Predictions for Global Economy in 2016
According to the International Monetary Fund’s estimate, the world’s GDP will be growing in 2016 and it will be a pleasurable change by 3.6% on average. It is an improvement by approximately one half of one percent in comparison with the previous year, generally speaking, however, it can be assumed that the richer a state is today, the slower the growth will be tomorrow.
Economy by region
Although Europe will do fairly good – its growth is estimated to a tiny bit under two percent – Asia will not be going through any kind of rapid development. Not even China will be able to change this; however favourable its last year’s growth by seven percent was, in 2016 it will be slower. The Forbes magazine disputes these numbers, too, as they seem to be over the top. Forbes also predicts the United States to be growing, even though typically American fields such as crude oil-related business or fast food market are experiencing a steep fall.
Czech revival of 2015
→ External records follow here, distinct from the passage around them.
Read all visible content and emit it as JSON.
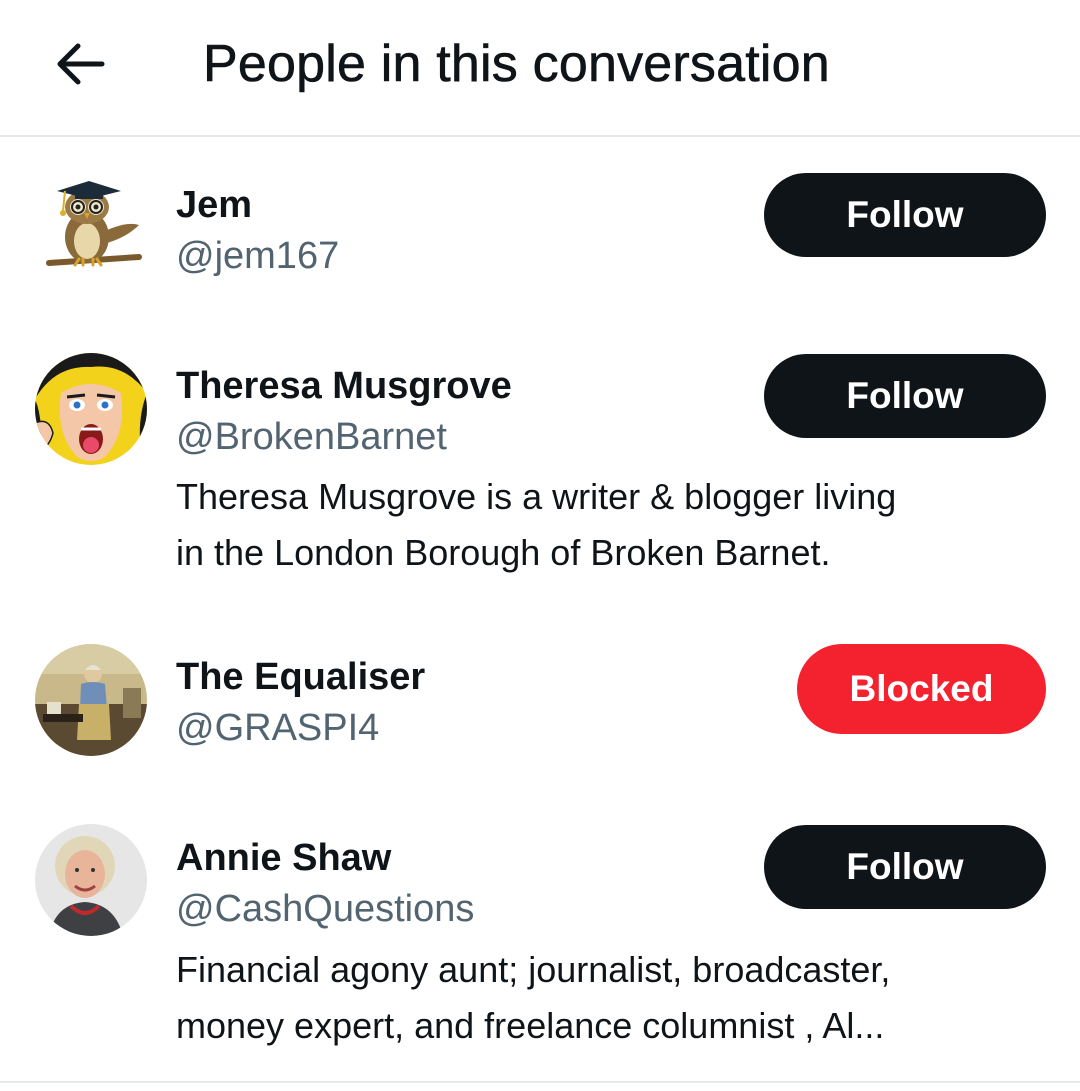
{
  "header": {
    "back_icon": "arrow-left-icon",
    "title": "People in this conversation"
  },
  "users": [
    {
      "name": "Jem",
      "handle": "@jem167",
      "bio": [],
      "button": "Follow",
      "avatar": "owl-graduate-avatar"
    },
    {
      "name": "Theresa Musgrove",
      "handle": "@BrokenBarnet",
      "bio": [
        "Theresa Musgrove is a writer & blogger living",
        "in the London Borough of Broken Barnet."
      ],
      "button": "Follow",
      "avatar": "comic-screaming-woman-avatar"
    },
    {
      "name": "The Equaliser",
      "handle": "@GRASPI4",
      "bio": [],
      "button": "Blocked",
      "avatar": "painting-figure-avatar"
    },
    {
      "name": "Annie Shaw",
      "handle": "@CashQuestions",
      "bio": [
        "Financial agony aunt; journalist, broadcaster,",
        "money expert,  and  freelance columnist , Al..."
      ],
      "button": "Follow",
      "avatar": "woman-portrait-avatar"
    }
  ],
  "colors": {
    "follow_bg": "#0f1419",
    "blocked_bg": "#f4212e",
    "handle": "#536471",
    "divider": "#e6e9eb"
  }
}
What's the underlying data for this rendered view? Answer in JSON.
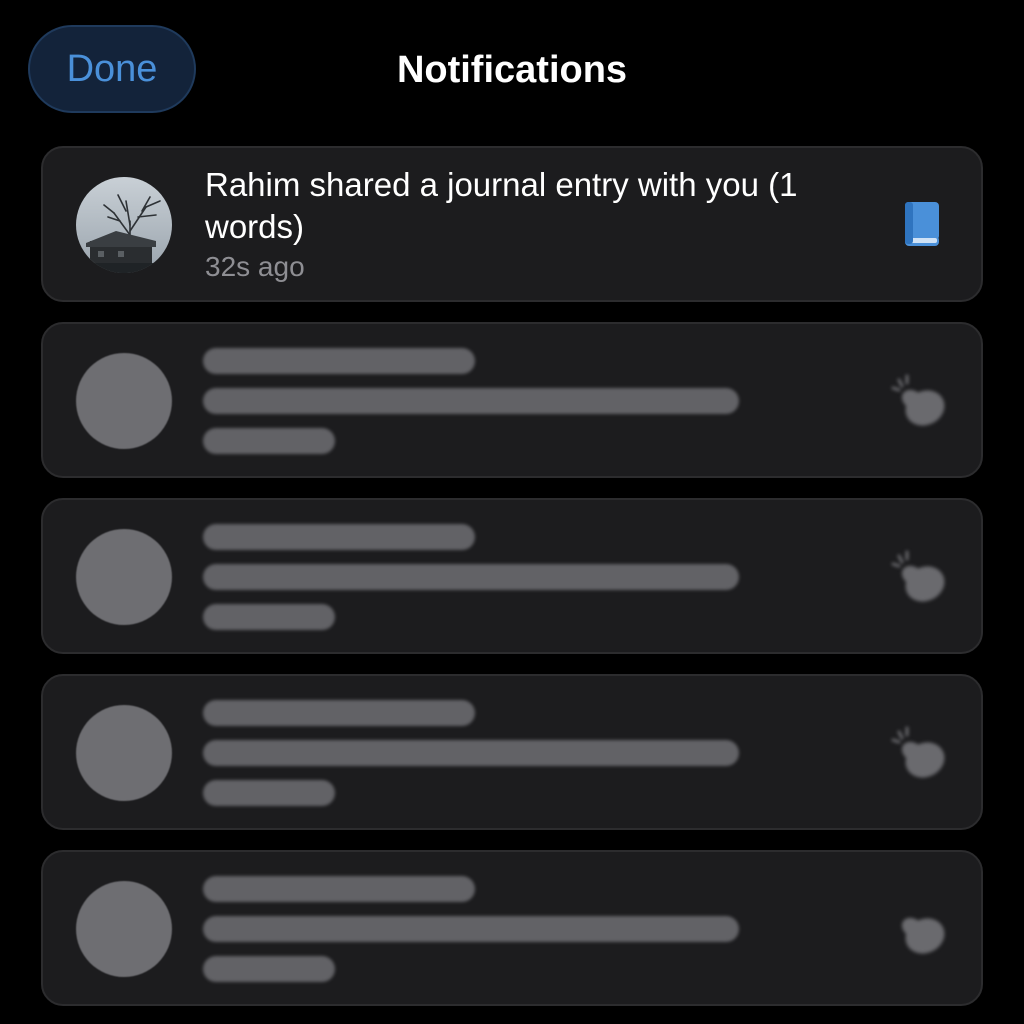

Czech economy finds itself is the best state since 2008, the nation is being reassured by analysts lately. The GDP of the Czech Republic was growing by four percent in 2014, mostly thanks to grants from the European Union, and the state’s budget deficit was 37 billion CZK lower than expected. The Ministry of Finance of the Czech Republic (MFČR) issued a report from its periodical fortieth colloquium, in which it admits that the Czech GDP growth will slow down to 2.5% and it will stay there for at least one more year.
On the other hand, the consumer price index will rise by 1.4% Nevertheless, MFČR adds that the volume of salaries and wages will grow by four percent, as much as it did last year. Our wallets will, therefore, be gaining weight twice as fast than how they did in 2014. Furthermore, the national average wage will – for the first time in history – reach the equivalent of 1000 EUR.
Banking institutes approached by MFČR expect employment to be growing but it will only be by a couple of tenths of one percent. Similarly, the unemployment rate should be decreasing slightly, at first, it will fall just under five percent and within three years it might even reach a record-breaking minimum of 4.7 percent. It would be the lowest unemployment rate in the Czech Republic since 1997. This time, however, banks do not share the enthusiasm. The most optimistic say it could plummet down to four percent, others, on the contrary, warn that the unemployment rate might just as well stay where it is now.
Euro exchange rate
The respondents also expect euro’s exchange rate to return under 27 CZK, the turn will not be dramatic, though. The rate will not be falling under 25.5 CZK – a value the nation was used to in the years 2008 to 2012 – until at least 2018 as the Czech National Bank is not planning to stop intervening in the foreign exchange market and, therefore, diminishing the value of Czech koruna. Should this happen anyway, it will not be until 2017.